Paulo Coelho’s The Alchemist is so beloved by so many from all around the world that I feel so inadequate to write a fitting review. So I apologise for not being able to find the right words to capture my sentiments about the story. Words always elude me when it comes to the good ones.

Brazilian storyteller Paulo Coehlo introduces Santiago, an Andalusian shepherd boy who one night dreams of a distant treasure in the Egyptian pyramids. And so he’s off: leaving Spain to literally follow his dream. Along the way he meets many spiritual messengers, who come in unassuming forms such as a camel driver and a well-read Englishman. In one of the Englishman’s books, Santiago first learns about the alchemists–men who believed that if a metal were heated for many years, it would free itself of all its individual properties, and what was left would be the “Soul of the World.” Of course he does eventually meet an alchemist, and the ensuing student-teacher relationship clarifies much of the boy’s misguided agenda, while also emboldening him to stay true to his dreams. “My heart is afraid that it will have to suffer,” the boy confides to the alchemist one night as they look up at a moonless night.
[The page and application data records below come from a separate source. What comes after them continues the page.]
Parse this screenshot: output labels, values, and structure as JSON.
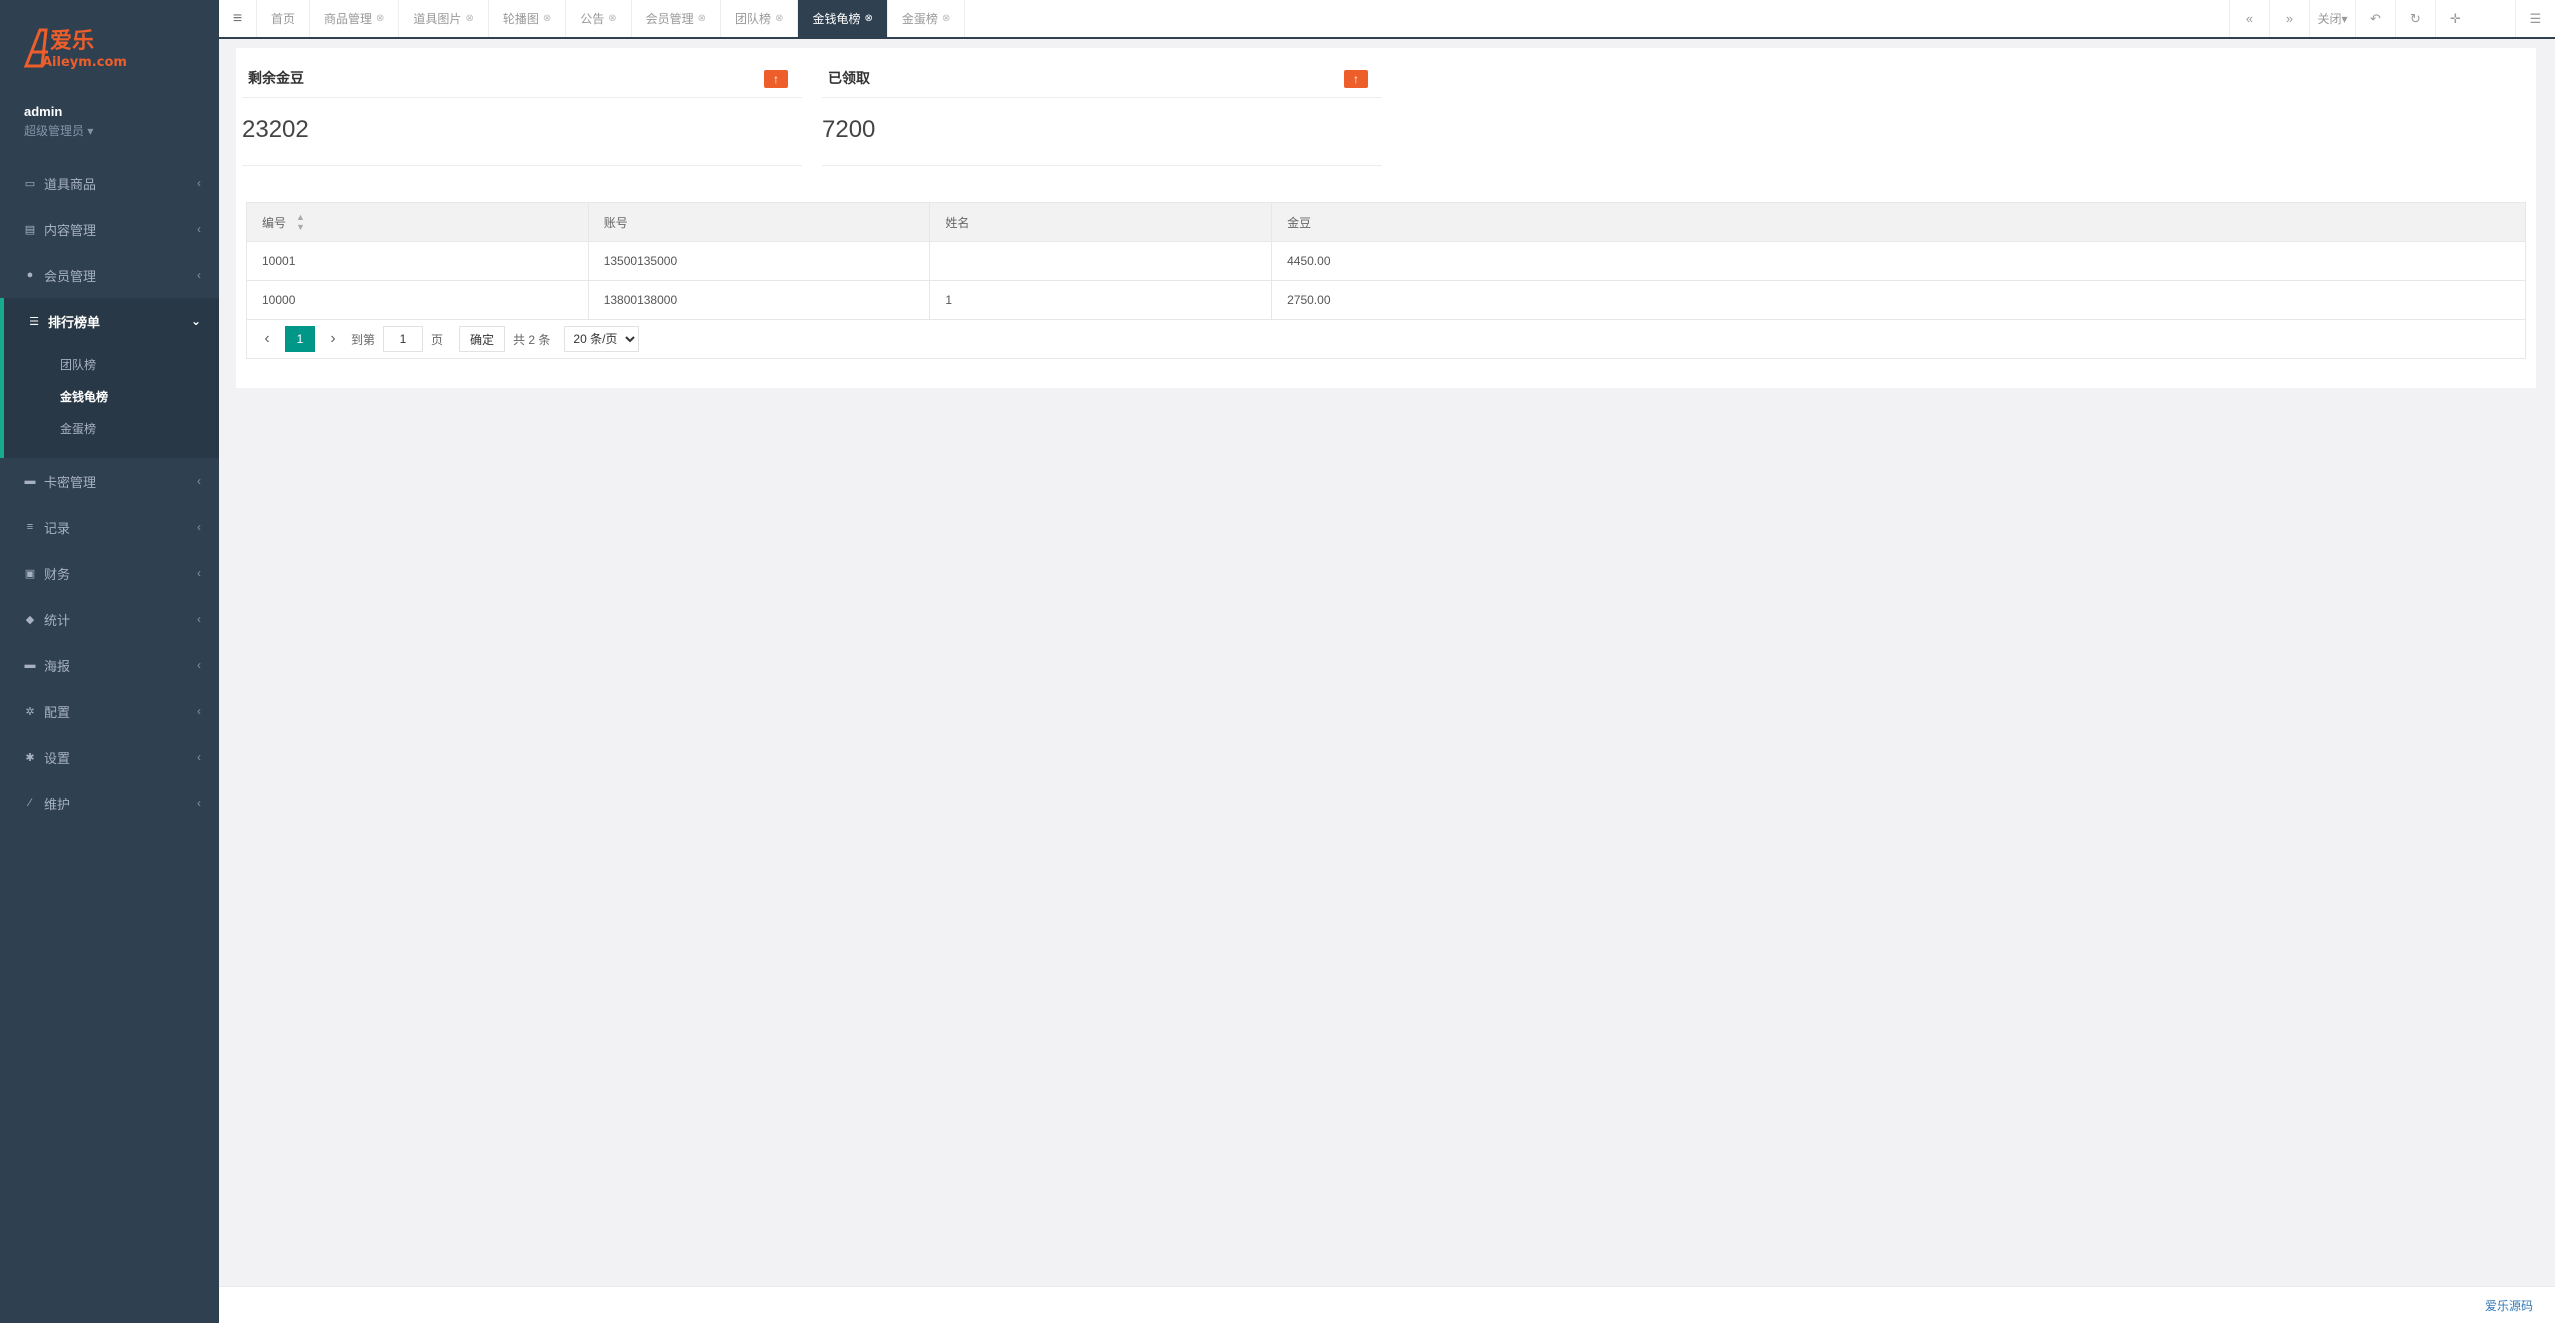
{
  "brand": {
    "logo_text": "爱乐",
    "logo_sub": "Aileym.com"
  },
  "profile": {
    "name": "admin",
    "role": "超级管理员"
  },
  "sidebar": {
    "items": [
      {
        "label": "道具商品",
        "icon": "laptop-icon"
      },
      {
        "label": "内容管理",
        "icon": "database-icon"
      },
      {
        "label": "会员管理",
        "icon": "user-icon"
      },
      {
        "label": "排行榜单",
        "icon": "list-icon"
      },
      {
        "label": "卡密管理",
        "icon": "card-icon"
      },
      {
        "label": "记录",
        "icon": "align-icon"
      },
      {
        "label": "财务",
        "icon": "money-icon"
      },
      {
        "label": "统计",
        "icon": "cubes-icon"
      },
      {
        "label": "海报",
        "icon": "card-icon"
      },
      {
        "label": "配置",
        "icon": "cogs-icon"
      },
      {
        "label": "设置",
        "icon": "gear-icon"
      },
      {
        "label": "维护",
        "icon": "wand-icon"
      }
    ],
    "sub_items": [
      "团队榜",
      "金钱龟榜",
      "金蛋榜"
    ]
  },
  "tabs": [
    {
      "label": "首页",
      "closable": false
    },
    {
      "label": "商品管理",
      "closable": true
    },
    {
      "label": "道具图片",
      "closable": true
    },
    {
      "label": "轮播图",
      "closable": true
    },
    {
      "label": "公告",
      "closable": true
    },
    {
      "label": "会员管理",
      "closable": true
    },
    {
      "label": "团队榜",
      "closable": true
    },
    {
      "label": "金钱龟榜",
      "closable": true
    },
    {
      "label": "金蛋榜",
      "closable": true
    }
  ],
  "toolbar": {
    "close_label": "关闭"
  },
  "stats": [
    {
      "title": "剩余金豆",
      "value": "23202"
    },
    {
      "title": "已领取",
      "value": "7200"
    }
  ],
  "table": {
    "columns": [
      "编号",
      "账号",
      "姓名",
      "金豆"
    ],
    "rows": [
      [
        "10001",
        "13500135000",
        "",
        "4450.00"
      ],
      [
        "10000",
        "13800138000",
        "1",
        "2750.00"
      ]
    ]
  },
  "pager": {
    "current": "1",
    "goto_label": "到第",
    "goto_value": "1",
    "page_label": "页",
    "confirm_label": "确定",
    "total_label": "共 2 条",
    "page_size": "20 条/页"
  },
  "footer": {
    "link": "爱乐源码"
  },
  "colors": {
    "sidebar_bg": "#2f4050",
    "accent": "#19aa8d",
    "pager_active": "#009688",
    "badge": "#ed5e2b"
  }
}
“Tell your heart that the fear of suffering is worse than the suffering itself,” the alchemist replies. “And that no heart has ever suffered when it goes in search of its dreams, because every second of the search is a second’s encounter with God and with eternity.”

And so it goes for a story about following one’s dreams. Santiago’s arduous journey is also ours and a reminder that we are never too old to dream, and definitely never too old to fulfill them.

I actually bought this book years ago after listening to many raved reviews. On a trip to Down Under, I brought it along. 20 pages into it I threw it aside, feeling cheated and a waste of my time. Only last week in a meeting, I was treated to a Will Smith video where he mentions about the book very positively. Then the rest, as they say, is history. This is a very eloquent depiction of the indelible human spirit as God has always intended for each of us. As I read Santiago’s story I found myself getting connected with Him and everything else. The narrative never feels preachy, cloying or manipulative. It has wisdom by the truckloads and life lessons aimed at your soul. Anyone can tell you their favourite story from the book, and mine is the one in which Santiago searches for the meaning of his dream and meets an old man who teaches him four lessons. If I have 10 minutes to spare in a lesson, I sometimes end it by sharing this and watch the classroom transform into a magical place where learning goes beyond textbooks.

This is an awesome book and deserves to be on every literature lover’s bookshelf and it demands to read and re-read as one matures. Other than some great life-affirming lessons, I learned something¬†else – I realise the reason I could not get into the book previously was that I was still young; not young in terms of age (I was in my 20s when I first tried reading it) but in terms of maturity. Going through many trials and tribulations have made me a lot more open to stuff. One should never be scared to face the bad times in life. It makes one become a better person if one so want it to be; just my 2 cents of wisdom.